To check the grammar of a sentence, you must make sure the various parts of speech and the punctuation marks are used correctly. First, you should determine whether the sentence is singular or plural so that you can make sure the parts of speech are paired correctly. For example, a singular subject requires a singular verb, and a plural pronoun requires a plural antecedent. Second, you should make sure modifiers, such as adjectives and adverbs, are used correctly. Finally, you should check punctuation marks such as commas to make sure they are not misplaced or missing.
Verb tenses tell when the action is happening: past, present or future. A subject can be singular or plural, so each verb tense has a singular and plural version. When you're checking a sentence, make sure the subject and the verb tense match. For example, in the sentence He plays tennis every Saturday, the subject, he, is singular, so the verb is in the present tense. Checking subject-verb agreement is trickier if you have a more complex sentence. For example, the sentence The group of children, including the three troublemakers, were in the gym is incorrect. The group is the subject and is singular, so the verb should be changed to was. When you have a prepositional phrase in a sentence, such as of children, remember that the subject will not be part of the prepositional phrase. Look at the word before the prepositional phrase.
Pronouns take the place of proper nouns, like using him instead of Bob, or they instead of two or more people. Pronouns must refer to a specific person or object, so make sure they are clearly referenced in the sentence you're checking. Watch for undefined pronouns, and make sure the reader knows exactly to what object or person each pronoun refers. For example, in the sentence Mary told Sarah that she was getting a raise, the pronoun she could be referring to either Mary or Sarah. The sentence must be revised to eliminate the unclear pronoun reference. Here are two possible revisions: Mary told Sarah that Sarah was getting a raise or Mary told Sarah, "You're getting a raise."
Adjectives Verus Adverbs
Essentially, adjectives describe nouns, while adverbs describe verbs and usually end in ly. Adverbs describe how, when, how often, where or why something is done. Adverbs that do not end in ly include well, almost and fast. You may be used to hearing people use adjectives instead of adverbs in everyday speech, and people often write like they talk. For example, you may hear someone say, "The car drives smooth." But, smooth is an adjective and should only be used to describe a noun. To correct this sentence, change smooth to the adverb smoothly, because it is describing how the car drives. Another common mistake is to confuse good and well. While You did good is a common phrase to use when praising someone, it is actually grammatically incorrect. Because good is an adjective, it should be replaced with the adverb well when you're referring to how someone did.
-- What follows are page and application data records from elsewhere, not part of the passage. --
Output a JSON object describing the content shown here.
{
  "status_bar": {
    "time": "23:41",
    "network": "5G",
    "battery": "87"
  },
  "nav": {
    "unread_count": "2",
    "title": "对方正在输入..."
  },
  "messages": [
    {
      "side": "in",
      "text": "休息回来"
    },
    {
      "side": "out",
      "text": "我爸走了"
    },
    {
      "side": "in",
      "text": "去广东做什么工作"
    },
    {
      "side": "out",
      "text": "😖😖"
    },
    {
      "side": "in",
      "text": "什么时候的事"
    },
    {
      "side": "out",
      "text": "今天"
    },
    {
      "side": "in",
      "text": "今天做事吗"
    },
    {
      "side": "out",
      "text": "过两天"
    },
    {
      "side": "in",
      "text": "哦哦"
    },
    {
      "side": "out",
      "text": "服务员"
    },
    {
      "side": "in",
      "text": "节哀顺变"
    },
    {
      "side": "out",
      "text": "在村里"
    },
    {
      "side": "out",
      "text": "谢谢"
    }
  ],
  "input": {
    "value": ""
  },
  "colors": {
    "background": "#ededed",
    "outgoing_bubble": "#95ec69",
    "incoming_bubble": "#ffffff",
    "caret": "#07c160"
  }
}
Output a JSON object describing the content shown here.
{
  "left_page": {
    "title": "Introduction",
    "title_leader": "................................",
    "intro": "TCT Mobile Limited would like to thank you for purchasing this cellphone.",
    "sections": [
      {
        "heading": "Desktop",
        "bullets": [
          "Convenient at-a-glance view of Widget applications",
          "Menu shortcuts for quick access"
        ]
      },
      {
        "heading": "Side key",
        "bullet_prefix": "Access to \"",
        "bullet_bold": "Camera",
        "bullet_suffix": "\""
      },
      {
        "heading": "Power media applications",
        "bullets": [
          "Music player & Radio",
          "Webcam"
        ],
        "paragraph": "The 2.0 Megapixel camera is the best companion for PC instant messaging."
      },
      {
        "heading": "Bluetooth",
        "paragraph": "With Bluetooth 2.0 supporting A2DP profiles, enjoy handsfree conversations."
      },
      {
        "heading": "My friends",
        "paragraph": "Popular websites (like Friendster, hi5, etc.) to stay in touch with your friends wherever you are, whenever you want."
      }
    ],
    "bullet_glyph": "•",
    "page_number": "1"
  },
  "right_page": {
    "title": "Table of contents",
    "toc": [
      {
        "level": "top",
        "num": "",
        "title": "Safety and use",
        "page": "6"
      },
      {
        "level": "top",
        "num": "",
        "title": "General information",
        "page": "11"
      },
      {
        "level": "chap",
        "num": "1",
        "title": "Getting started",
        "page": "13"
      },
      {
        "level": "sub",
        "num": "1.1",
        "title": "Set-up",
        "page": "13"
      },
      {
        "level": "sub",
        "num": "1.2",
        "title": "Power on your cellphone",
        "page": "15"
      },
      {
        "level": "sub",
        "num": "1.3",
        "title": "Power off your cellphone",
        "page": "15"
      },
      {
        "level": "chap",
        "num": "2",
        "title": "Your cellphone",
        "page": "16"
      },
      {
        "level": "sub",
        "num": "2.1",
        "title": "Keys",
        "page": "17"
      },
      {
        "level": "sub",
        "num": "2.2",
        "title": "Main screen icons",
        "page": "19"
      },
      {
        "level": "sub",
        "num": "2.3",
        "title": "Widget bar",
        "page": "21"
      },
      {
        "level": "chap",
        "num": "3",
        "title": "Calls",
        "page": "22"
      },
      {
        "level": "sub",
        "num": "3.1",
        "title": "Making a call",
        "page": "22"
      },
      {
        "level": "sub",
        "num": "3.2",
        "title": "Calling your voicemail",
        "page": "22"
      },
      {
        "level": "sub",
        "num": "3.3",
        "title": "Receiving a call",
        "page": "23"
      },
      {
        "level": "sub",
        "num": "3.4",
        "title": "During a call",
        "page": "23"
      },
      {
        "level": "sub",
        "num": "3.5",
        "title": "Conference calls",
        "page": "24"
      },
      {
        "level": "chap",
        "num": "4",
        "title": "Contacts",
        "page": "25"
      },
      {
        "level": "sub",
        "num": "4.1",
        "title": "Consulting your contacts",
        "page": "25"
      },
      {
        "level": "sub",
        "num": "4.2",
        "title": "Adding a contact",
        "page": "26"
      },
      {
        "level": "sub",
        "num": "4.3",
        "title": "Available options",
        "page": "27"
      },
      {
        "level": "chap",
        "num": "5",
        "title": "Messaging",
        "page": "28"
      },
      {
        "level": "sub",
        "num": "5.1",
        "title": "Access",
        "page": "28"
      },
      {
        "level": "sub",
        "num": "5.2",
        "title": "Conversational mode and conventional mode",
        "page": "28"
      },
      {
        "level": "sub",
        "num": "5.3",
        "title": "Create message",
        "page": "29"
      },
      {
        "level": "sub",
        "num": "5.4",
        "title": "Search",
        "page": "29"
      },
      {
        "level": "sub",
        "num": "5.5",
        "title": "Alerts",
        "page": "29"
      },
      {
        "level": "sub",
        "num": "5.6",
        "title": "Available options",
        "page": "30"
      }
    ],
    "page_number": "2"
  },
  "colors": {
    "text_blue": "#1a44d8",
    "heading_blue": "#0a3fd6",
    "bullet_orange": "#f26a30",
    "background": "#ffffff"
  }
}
A comma shows where a brief pause occurs in a sentence. Commas are only used in certain situations. A comma should be used to separate an "introductory element" from the main part of a sentence. For example, a comma follows the phrase for example in this sentence because it is used as an introductory element. An introductory element can be a word, a phrase or a clause. Commas are also used to separate a series of three or more words, phrases or clauses. If you are writing in a style that uses the serial comma, such as Chicago, you would put a comma before the last item in a series as well (for example, ... words, phrases, or clauses). You should also use commas to set off extra information about something, such as the part of this sentence that gives the time of the earthquake: The earthquake, which struck early in the morning, woke residents and caused minor damage. Finally, if you are combining sentences to form a compound sentence, you may choose to use a conjunction, like but or and. If the sentence you are checking is compound, make sure there is a comma before the conjunction. For example, if you are checking the sentence He ran out the back door, and she followed him, make sure there is a comma before and. If the sentence is not compound, meaning there is no subject in the second part of the sentence, you do not need a comma. For example, in the sentence He ran and did not stop, you do not need a comma before and.
Hannah Richardson has a Master's degree in Special Education from Vanderbilt University and a Bacheor of Arts in English. She has been a writer since 2004 and wrote regularly for the sports and features sections of "The Technician" newspaper, as well as "Coastwach" magazine. Richardson also served as the co-editor-in-chief of "Windhover," an award-winning literary and arts magazine. She is currently teaching at a middle school.